Do you have a pair of laundry day underwear? A fraying, unsightly garment that either covers too much or too little, but that you just can't throw out - because what will happen on laundry day?
Well I have a pair of laundry day running shorts. And for all practical purposes, they might as well be underwear: they're tiny.
Whatever the question, tiny shorts are never the answer.
As I tugged at them nervously in the mirror last night before hitting the urban trails, my mama's wise voice was bouncing around my head, "just because you can, doesn't mean you should!". She'd say that about girls at the mall wearing wildly inappropriate hemlines, or ladies at the beach whose bikins were getting devoured by their sizeable bottoms.
But you know why I still own those shorts? Because every now and then, I push the boundaries on laundry day until I'm left with nothing to wear but my reindeer jammies and nail polish, and on that day I inevitably will need to go for a run.
Here's what you should do in an unfortunate laundry day situation. You should OWN the tiny shorts. Wear them like it was on purpose. Shoulders back, chin up, natural gait. Resist the urge to constantly fidget with them, tugging them down a centimetre with every stride. When they inevitably hike themselves up into hiding between your butt cheeks - let them.

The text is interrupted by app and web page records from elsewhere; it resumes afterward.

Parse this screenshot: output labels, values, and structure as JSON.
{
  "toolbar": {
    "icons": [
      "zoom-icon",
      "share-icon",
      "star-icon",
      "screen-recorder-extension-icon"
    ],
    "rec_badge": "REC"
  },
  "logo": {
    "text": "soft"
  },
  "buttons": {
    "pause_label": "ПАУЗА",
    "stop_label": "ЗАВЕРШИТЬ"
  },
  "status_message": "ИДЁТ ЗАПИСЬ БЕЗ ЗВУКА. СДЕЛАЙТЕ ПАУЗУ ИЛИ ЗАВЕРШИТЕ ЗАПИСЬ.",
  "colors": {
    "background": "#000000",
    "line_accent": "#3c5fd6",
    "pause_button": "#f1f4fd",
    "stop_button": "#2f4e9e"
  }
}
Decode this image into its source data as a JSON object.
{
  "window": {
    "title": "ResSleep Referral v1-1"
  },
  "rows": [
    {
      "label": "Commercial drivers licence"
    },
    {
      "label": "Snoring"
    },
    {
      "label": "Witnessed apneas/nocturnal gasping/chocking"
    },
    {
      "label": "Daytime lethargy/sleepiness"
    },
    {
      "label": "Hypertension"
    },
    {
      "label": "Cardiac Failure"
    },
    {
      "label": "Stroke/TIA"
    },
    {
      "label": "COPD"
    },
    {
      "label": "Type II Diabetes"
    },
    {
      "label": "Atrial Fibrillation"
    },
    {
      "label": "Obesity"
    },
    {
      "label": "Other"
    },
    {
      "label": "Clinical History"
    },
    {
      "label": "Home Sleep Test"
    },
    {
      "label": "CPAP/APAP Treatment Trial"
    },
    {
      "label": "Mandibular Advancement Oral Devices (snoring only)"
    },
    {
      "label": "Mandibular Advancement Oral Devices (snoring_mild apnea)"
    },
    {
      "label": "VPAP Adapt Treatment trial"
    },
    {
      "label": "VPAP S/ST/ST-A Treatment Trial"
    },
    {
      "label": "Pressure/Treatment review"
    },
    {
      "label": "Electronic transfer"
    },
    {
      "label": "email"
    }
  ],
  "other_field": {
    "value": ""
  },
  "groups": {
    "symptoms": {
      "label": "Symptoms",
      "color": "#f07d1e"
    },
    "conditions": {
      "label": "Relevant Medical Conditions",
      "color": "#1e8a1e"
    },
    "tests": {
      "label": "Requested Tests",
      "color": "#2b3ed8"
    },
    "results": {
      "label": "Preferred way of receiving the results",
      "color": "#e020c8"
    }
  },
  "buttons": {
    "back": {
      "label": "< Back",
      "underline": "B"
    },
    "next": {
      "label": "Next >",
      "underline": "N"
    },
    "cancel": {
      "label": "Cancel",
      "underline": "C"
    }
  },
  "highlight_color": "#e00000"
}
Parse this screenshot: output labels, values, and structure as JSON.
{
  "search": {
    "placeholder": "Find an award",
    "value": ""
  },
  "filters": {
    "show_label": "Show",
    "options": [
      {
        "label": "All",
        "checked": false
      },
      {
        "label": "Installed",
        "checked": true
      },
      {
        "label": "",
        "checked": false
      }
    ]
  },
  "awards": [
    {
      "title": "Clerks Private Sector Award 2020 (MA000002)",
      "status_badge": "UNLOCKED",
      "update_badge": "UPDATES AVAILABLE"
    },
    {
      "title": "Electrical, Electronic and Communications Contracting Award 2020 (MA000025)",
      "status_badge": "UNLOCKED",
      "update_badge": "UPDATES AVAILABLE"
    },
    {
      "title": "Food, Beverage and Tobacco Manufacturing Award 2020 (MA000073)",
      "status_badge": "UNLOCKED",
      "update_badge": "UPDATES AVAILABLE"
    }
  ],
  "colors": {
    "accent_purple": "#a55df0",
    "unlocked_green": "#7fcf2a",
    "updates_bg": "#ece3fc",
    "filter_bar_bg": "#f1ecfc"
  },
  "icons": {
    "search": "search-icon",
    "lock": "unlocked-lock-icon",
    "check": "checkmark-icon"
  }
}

Okay, maybe at that point it's okay for a quick tug.
But the point is, I think if you are comfortable, and manage to twist up your face into something that is more "smile" than "bared teeth", people might think, "Huh, she's rocking those short shorts! Maybe I can too!" rather than "Poor girl - someone needs to buy her some more fabric...".
Food, like fashion, should be unapologetic.
Take these salad rolls, for instance. I've made them no less than three times with the intention of sharing them with you. But they were never right. The first batch was made in the winter, when there was no natural light to photograph them, and the next day they were dried out. The second batch was overstuffed and tore. The third batch had wonky sprouts sticking out and the filling didn't show through in the lovely way I'd hoped it would.
But you know what? They were delicious. And this is real life. So yes, the lighting is horrific in the iPhone snapshots I am sharing with you, but I am only telling you that because of the point I am trying to make - don't apologize for your cooking, your photography, your singing or whatever else you like to do, even if you do it questionably. If you don't tell people it's bad, they might not notice! Strut it like the short shorts.
I've shared shots from batches two and three. Number two was made in large rice wrappers with shrimp, and number three was made in itty bitty rice wrappers with just vegetables. The little ones are great for a party, but add shrimp and you've got a meal.
There's something about vietnamese salad rolls that make them utterly craveworthy. I think it's because you've got all the tastes and all the textures in one little bundle. It's the contrast of tender vermicelli noodles against vibrant, crunchy vegetables, wrapped into a chewy rice paper. The peanut dipping sauce steals the show. Nutty, tangy, sweet, salty and spicy; it hits all the spots!
- Prep Time
- 1 tbsp salt
- 4 cups boiling water
- 4 ounces dry vermicelli noodles (if they are in tied bundles, use 3)
- 1 tbsp fish sauce
- 1 tbsp lime juice
- 1 carrot, peeled and shredded
- 1/2 cucumber, shredded
- 1 cup bean sprouts
- 1/4 cup packed cilantro and/or shredded mint leaves
- 20 small rice paper circles or 10 large
To make the salad rolls: Pour boiling water into a deep baking dish and stir in salt to dissolve. Add vermicelli noodles and soak 2 minutes, until soft. Remove noodles from water (leaving the water in the dish), and transfer to a bowl. Sprinkle fish sauce and lime juice over top, and stir.
Soak a clean dishtowel in warm water, then ring it out and lay on work surface. Take one rice wrapper and dip it in the reserved hot water for about 15 seconds, just until softened. Lay it on the damp towel, and top the bottom third with some noodles, carrot, cucumber and bean sprouts.
Fold the bottom of the wrapper up over the filling, tuck in the sides, and roll the whole thing up. Transfer to a plate and cover with damp paper towels. Repeat with remaining rice wrappers.
To make peanut sauce: Microwave peanut butter for 30 seconds to loosen. Stir in remaining ingredients and add hot water as needed to reach desired consistency.